Again I must consider the reviews I have read before and in part I do agree, more could be explored, so much more that is just touched on. For me Alfred Hitchcock‘s (Anthony Hopkins) collaboration with Bernard Herrmann (Paul Schackman). I didn’t even see Saul Bass (Wallace Langham) who seemed to pass me by without even noticing him.

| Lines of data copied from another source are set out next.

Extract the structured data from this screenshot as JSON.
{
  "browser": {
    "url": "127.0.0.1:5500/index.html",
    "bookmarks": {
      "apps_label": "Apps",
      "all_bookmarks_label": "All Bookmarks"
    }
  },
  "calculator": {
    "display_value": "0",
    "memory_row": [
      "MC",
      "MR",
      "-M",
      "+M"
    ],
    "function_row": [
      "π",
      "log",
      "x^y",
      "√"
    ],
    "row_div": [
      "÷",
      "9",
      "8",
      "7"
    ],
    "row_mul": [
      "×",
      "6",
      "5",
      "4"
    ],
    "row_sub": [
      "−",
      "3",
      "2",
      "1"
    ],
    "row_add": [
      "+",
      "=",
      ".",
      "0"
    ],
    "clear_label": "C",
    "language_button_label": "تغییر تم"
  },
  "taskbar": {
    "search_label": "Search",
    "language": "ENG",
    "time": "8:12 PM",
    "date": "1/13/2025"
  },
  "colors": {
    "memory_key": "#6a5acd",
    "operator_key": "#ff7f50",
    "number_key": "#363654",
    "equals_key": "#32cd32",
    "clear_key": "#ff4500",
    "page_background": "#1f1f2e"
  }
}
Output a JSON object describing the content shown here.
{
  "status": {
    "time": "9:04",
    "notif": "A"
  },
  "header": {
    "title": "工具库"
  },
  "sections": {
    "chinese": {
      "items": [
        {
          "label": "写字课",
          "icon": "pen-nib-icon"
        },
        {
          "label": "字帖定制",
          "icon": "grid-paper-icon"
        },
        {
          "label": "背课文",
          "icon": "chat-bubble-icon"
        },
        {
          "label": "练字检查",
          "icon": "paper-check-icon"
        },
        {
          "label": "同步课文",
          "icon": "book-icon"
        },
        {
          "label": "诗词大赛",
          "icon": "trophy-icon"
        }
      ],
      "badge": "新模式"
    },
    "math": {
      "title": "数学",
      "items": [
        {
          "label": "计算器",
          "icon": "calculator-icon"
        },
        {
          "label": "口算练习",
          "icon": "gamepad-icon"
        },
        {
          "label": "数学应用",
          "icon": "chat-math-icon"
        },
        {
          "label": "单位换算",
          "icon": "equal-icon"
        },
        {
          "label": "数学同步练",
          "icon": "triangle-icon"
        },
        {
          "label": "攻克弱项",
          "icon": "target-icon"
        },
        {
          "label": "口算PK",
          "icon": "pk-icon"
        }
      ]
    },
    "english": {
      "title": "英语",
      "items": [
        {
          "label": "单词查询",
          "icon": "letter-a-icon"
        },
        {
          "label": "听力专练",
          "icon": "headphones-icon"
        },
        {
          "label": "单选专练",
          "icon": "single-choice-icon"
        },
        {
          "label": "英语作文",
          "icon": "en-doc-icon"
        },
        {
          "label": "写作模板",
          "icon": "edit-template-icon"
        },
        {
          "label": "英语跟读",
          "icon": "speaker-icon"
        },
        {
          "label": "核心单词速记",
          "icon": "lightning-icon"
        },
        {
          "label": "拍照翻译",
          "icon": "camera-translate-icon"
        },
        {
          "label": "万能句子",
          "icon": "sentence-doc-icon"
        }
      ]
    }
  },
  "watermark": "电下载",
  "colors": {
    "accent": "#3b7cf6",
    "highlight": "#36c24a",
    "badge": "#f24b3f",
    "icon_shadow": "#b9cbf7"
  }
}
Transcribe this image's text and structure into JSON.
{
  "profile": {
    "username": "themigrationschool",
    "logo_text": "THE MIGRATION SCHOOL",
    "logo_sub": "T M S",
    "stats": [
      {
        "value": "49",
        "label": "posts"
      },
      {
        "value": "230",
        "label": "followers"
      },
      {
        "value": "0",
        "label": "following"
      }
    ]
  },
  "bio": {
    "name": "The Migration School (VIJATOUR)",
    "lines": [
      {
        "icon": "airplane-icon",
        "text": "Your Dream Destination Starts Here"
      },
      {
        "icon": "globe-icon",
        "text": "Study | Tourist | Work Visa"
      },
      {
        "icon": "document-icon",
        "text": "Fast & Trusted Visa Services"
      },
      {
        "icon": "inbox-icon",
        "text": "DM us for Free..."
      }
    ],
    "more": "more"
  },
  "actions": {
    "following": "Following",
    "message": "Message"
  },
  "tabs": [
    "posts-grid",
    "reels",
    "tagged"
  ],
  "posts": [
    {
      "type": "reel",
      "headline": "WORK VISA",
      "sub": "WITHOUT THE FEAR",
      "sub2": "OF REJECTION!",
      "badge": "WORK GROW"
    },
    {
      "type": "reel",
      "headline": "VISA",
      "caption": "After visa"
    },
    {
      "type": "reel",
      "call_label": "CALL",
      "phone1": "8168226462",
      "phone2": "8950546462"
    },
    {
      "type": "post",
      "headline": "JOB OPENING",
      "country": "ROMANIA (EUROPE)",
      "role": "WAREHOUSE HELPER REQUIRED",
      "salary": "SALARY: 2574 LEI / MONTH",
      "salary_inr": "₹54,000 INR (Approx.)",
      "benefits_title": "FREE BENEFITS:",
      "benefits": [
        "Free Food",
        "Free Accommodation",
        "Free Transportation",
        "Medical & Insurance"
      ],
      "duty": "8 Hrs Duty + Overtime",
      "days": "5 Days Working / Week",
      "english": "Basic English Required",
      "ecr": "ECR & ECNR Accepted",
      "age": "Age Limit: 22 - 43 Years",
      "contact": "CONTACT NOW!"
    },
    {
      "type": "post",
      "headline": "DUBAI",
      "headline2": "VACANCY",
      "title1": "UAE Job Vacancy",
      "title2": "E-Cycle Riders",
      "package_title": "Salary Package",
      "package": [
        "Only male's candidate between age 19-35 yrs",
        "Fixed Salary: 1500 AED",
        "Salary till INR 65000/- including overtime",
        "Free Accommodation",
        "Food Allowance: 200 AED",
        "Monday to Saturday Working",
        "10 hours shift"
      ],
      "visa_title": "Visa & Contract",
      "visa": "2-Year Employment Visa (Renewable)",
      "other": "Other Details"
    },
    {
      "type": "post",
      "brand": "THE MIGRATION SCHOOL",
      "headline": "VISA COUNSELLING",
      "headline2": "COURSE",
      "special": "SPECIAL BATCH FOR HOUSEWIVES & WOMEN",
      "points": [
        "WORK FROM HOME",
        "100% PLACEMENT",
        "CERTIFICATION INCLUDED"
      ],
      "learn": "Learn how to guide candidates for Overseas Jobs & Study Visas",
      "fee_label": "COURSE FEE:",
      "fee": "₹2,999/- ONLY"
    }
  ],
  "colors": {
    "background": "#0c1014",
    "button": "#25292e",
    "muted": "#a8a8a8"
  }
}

It was clear as the director Sacha Gervasi has stated that he was focusing on the relationship between Hitchcock and Alma Reville (Helen Mirren) which is fair enough. But with a subject and film that is synonymous with the master of suspense I wanted more as we touched on the main cast members, from when we first see Anthony Perkins (James D’Arcy) who reveals there is more to him than meets the eye. Of course also his hidden homosexuality is another layer that was only touched on. The lack of lust between Hitchcock and Janet Leigh (Scarlett Johansson) I suppose The Girl (2012) covered that aspect of his life in far greater detail. We only touch on the blonde subject with Vera Miles (Jessica Biel) who hurt Hitchcock by falling pregnant before Vertigo (1958) went into production. And I’m glad she did, I can not imagine her in the role that was so well played by Kim Novak. Whilst she went on to play opposite James Stewart the next year The F.B.I. Story (1959) which wasn’t an effective on-screen pairing. And again once more with the iconic shower scene which even in colour and uncut in this new form is still shocking.
Staying on the topic of The Girl where Toby Jones played the auteur there was a more power presence, whereas Hopkins portrayal made up for that in his physical presence.
Now turning to the meat of the film, the relationship we see a flip side to what occurred in The Girl in terms of Alma be suggested to be having an affair with someone, namely the writer Whitfield Cook (Danny Huston) who wanted more than he could really handle, as he began to rewrite a script with her. Whilst Hitchcock himself struggled with the powers that be (Paramount and M.P.P.C.) who were against the making of what would turn out to be his most successful film of his career, which is hard to pass up for a film. We see the clever film maker pull out all the stops to get this landmark film made. Even at the cost of his mental health, having vision of the real life killer that the film is based upon. This is a great cinematic touch which allows us to see into his psyche as he becomes consumed by the making of the film, the real life crime that was the stuff of his wildest dreams.
Rich in detail for the time, a well researched film that comments on the careers and lives of the actors that were involved, to add more depth to this world that was the making of Psycho. Visually the film is spot on, immersing you in the time of the early sixties, riding on the success of North by Northwest (1959) that saw him reaching his peak, its how he fought to stay on top, to stay relevant, alive and creative.